▸ **PROBLEM DESCRIPTION**
Where does the word "value" show up in the data? Please find each such line and copy it.

▸ **App and web page records**

○ ○ ○

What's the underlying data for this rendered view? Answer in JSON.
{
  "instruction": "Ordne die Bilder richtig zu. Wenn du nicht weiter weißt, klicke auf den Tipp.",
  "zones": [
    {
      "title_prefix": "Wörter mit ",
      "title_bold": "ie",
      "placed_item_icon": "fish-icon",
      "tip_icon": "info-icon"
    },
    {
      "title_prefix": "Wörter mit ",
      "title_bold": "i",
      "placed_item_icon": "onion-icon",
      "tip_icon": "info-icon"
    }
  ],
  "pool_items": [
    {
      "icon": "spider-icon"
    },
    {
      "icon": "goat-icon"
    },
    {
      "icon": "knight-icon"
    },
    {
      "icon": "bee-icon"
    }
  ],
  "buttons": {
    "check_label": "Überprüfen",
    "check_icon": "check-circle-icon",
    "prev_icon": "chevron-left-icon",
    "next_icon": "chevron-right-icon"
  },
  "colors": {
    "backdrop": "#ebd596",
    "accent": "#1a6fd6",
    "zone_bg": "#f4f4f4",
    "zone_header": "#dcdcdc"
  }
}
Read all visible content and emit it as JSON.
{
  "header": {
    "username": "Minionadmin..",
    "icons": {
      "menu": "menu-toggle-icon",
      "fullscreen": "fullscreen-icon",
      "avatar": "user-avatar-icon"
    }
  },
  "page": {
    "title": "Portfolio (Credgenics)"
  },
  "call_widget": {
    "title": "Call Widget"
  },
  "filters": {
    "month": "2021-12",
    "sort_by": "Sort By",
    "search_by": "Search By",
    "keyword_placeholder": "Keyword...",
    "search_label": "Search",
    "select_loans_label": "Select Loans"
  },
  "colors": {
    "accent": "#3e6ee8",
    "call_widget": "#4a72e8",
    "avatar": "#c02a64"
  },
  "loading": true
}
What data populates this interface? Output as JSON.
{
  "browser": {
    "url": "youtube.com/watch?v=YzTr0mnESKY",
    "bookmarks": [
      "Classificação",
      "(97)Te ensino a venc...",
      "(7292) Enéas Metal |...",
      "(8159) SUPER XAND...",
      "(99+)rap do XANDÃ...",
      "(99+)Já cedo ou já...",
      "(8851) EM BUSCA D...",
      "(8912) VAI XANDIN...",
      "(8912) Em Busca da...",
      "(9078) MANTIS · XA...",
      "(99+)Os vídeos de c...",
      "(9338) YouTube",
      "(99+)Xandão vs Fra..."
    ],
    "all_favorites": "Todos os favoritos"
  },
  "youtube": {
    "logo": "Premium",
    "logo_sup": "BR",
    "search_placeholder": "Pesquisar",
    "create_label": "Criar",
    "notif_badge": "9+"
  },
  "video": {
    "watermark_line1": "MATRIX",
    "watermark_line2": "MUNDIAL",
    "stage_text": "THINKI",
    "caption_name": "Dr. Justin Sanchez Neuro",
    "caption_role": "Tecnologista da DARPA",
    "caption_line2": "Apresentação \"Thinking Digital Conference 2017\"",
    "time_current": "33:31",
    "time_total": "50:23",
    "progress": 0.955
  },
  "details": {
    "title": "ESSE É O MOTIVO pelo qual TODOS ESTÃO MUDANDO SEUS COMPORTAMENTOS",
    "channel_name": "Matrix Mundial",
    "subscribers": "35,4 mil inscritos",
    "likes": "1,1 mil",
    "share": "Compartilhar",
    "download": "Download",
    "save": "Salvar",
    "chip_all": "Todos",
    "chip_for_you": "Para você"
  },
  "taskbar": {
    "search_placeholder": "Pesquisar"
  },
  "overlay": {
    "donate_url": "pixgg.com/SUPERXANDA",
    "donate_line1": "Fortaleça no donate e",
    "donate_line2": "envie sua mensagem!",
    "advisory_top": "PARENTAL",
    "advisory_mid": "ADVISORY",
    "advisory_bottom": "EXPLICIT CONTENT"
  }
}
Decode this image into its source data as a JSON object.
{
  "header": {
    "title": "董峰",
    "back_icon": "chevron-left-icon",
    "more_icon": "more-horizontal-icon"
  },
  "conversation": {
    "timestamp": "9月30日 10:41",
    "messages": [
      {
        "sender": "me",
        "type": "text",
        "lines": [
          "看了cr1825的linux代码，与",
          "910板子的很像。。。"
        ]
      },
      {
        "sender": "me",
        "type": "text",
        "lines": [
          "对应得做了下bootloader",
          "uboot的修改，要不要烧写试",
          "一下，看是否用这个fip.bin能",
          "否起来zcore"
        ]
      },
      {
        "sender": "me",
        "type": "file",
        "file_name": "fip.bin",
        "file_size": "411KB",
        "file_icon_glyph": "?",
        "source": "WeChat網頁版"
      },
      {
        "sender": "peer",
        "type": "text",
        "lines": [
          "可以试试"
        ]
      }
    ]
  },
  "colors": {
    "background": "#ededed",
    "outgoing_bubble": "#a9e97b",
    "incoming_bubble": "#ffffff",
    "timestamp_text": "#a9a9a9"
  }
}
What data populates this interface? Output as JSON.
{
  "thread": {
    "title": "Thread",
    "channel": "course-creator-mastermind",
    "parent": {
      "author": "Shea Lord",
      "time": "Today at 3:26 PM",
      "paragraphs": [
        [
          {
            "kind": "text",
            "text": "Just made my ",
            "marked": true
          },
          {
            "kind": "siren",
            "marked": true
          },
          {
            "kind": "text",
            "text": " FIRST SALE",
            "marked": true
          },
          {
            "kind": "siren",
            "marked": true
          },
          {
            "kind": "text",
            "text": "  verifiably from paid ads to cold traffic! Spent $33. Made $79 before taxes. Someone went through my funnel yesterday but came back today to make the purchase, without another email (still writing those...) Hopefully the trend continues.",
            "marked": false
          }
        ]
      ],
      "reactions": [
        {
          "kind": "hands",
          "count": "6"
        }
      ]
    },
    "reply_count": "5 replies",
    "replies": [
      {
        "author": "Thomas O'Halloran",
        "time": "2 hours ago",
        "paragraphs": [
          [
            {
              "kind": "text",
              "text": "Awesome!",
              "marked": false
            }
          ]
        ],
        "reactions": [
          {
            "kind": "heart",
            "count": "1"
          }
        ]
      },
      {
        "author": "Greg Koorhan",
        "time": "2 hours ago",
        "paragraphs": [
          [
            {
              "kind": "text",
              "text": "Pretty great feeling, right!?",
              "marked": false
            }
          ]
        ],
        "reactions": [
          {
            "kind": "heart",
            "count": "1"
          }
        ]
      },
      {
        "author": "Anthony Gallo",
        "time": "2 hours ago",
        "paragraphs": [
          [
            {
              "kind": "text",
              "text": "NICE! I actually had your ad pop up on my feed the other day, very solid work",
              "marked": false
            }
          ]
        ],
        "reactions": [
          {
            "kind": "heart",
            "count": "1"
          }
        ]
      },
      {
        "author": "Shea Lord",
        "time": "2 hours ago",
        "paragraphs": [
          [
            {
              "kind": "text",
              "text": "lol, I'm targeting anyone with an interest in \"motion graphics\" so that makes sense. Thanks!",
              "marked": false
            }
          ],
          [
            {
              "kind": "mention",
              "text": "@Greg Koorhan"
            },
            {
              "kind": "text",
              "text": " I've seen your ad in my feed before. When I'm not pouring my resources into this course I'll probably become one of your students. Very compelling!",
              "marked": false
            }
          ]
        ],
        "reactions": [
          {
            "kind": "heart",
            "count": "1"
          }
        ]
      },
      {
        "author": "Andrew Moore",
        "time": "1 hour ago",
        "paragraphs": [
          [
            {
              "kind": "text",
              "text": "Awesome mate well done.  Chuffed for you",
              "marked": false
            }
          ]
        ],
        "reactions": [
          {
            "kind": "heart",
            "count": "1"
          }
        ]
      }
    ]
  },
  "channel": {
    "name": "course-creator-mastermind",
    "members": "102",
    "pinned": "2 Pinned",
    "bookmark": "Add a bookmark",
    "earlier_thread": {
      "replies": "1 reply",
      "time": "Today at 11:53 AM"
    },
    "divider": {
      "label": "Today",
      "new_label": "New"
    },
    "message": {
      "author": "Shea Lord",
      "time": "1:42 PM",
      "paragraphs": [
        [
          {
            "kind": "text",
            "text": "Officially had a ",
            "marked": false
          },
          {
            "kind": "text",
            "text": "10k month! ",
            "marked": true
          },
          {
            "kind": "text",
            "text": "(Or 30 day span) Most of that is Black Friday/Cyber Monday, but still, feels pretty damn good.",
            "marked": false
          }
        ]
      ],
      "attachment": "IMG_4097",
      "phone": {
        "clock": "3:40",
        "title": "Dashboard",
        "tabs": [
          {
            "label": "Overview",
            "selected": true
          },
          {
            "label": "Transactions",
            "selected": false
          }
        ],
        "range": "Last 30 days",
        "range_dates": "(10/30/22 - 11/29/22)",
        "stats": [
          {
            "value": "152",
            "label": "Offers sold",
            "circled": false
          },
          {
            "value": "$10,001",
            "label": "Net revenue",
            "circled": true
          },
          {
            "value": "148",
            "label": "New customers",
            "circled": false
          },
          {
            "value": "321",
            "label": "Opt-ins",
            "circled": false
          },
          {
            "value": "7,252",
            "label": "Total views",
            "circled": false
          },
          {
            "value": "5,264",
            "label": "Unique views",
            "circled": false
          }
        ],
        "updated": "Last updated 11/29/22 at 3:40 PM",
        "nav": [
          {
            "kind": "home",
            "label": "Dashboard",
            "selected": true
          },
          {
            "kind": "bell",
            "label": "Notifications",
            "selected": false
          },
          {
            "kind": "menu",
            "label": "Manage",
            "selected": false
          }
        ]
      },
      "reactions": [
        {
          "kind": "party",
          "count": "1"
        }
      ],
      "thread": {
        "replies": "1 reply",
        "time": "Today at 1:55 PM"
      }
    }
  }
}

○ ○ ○

▸ **TASK ANSWER**
            "value": "152",
            "value": "$10,001",
            "value": "148",
            "value": "321",
            "value": "7,252",
            "value": "5,264",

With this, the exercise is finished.